Our lives are shaped by the information we consume—and we can’t do much about it.
Build a broad-based movement
The man turned in a visitor card. I pulled up my web browser.
Kate Ott looks at the moral implications of digital language.
Facebook tells me I have 633 friends. Sirach tells me how few of those are faithful friends.
The new givers are great. Their comments about why they give are even better.
Ramsey shows the high stakes (and common mistakes) of online activism.
In Burton's debut novel, Louise and Lavinia represent the possibility that compulsive self-disclosure is a form of self-concealment.
Craig Detweiler draws on art history, psychology, and religion to argue that staring at ourselves can be an act of faith.
Millions of young adults are watching Friends reruns. Why?
Winnie M Li’s story of sexual assault is hard to read. That’s precisely why it’s so important.
I’ve never read Augustine’s City of God cover to cover. So I joined a Twitter experiment to help me get through it.
Theologian Deanna Thompson used to criticize the pervasive technological creep overtaking our lives. Then she was diagnosed with cancer.
I’ve become the sort of person who checks her phone constantly. I did not have to go this way.

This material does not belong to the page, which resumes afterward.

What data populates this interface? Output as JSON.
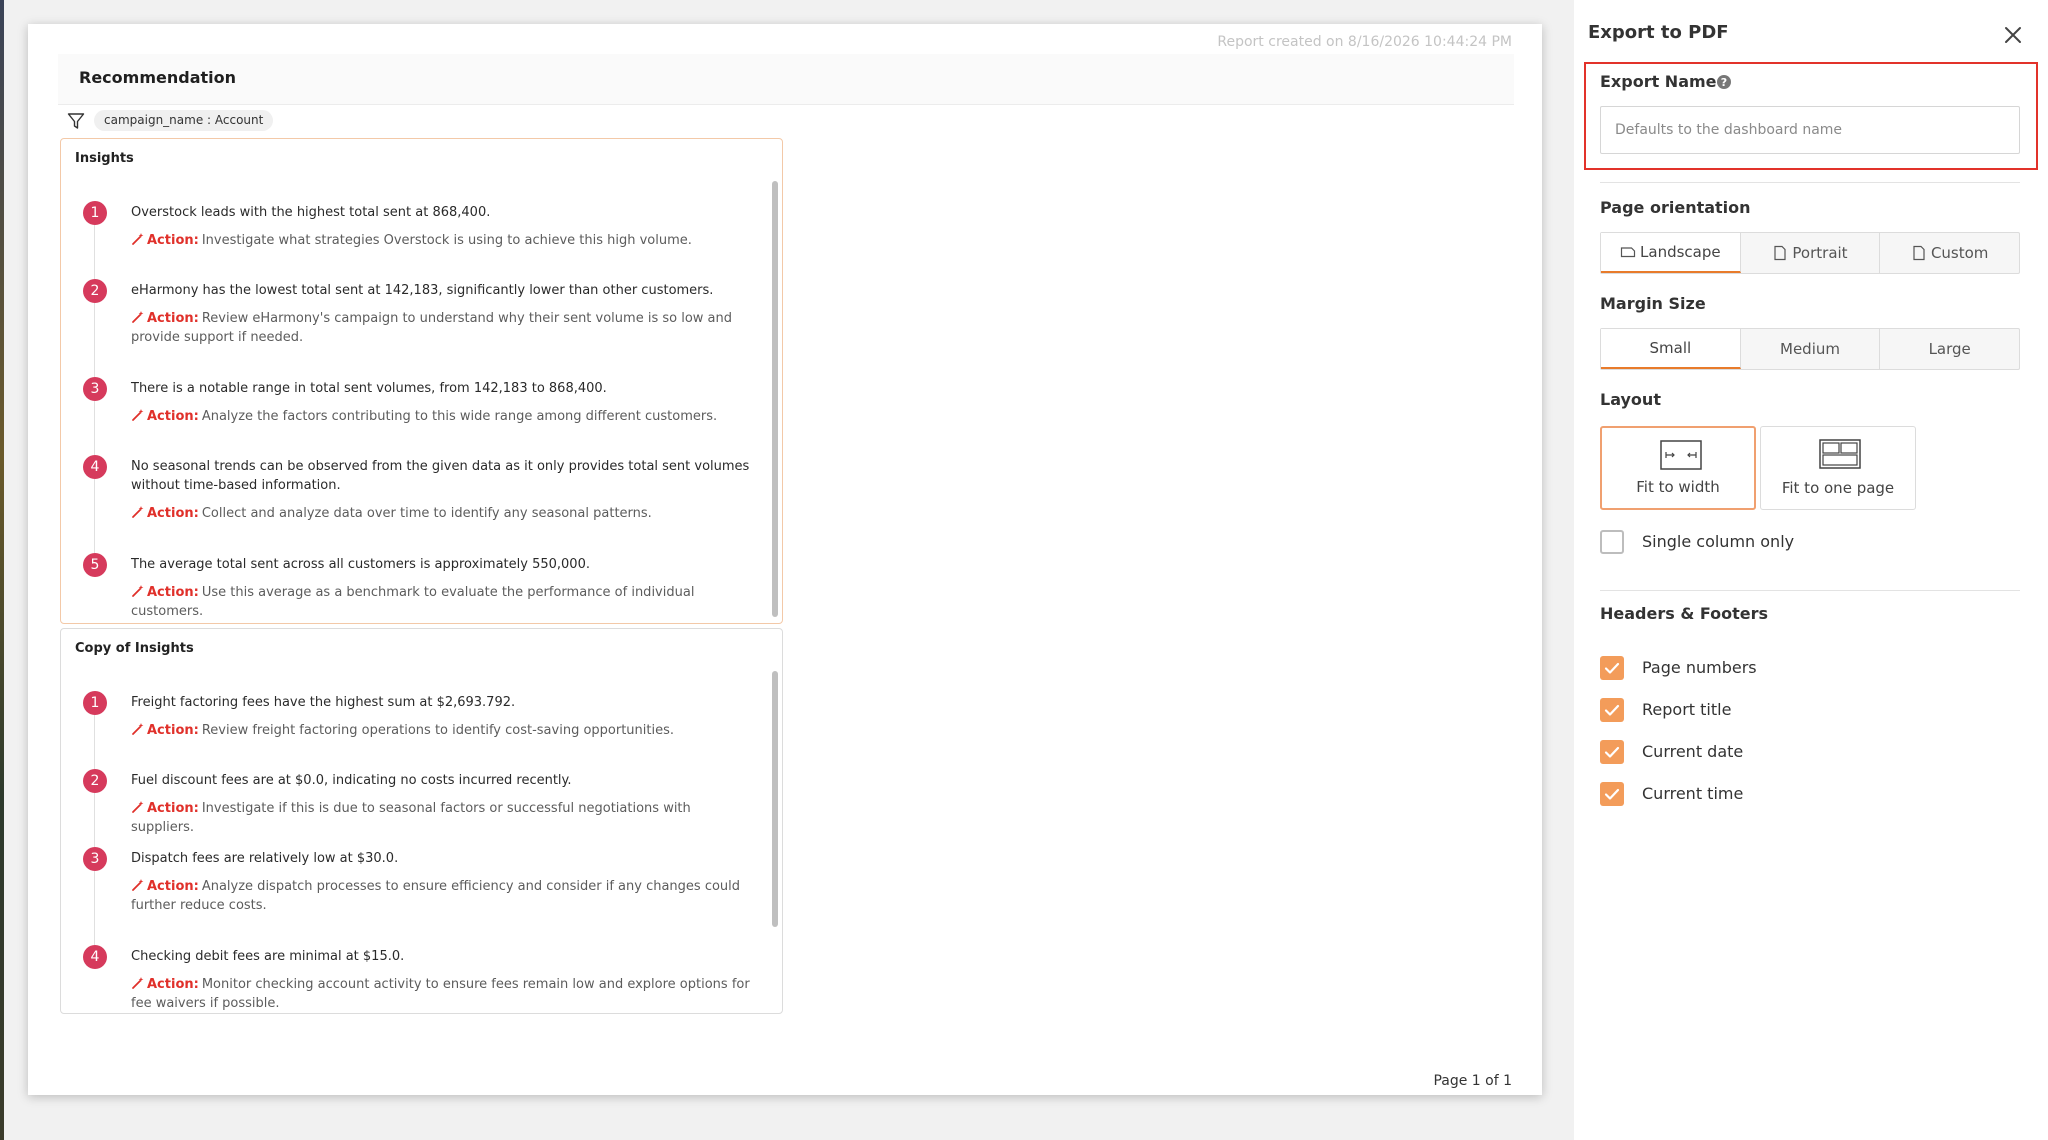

Can we begin to incorporate the best practices of decency and truth in our new media? Can we become more adept at incorporating social media into our larger plan as we hold propaganda machines accountable?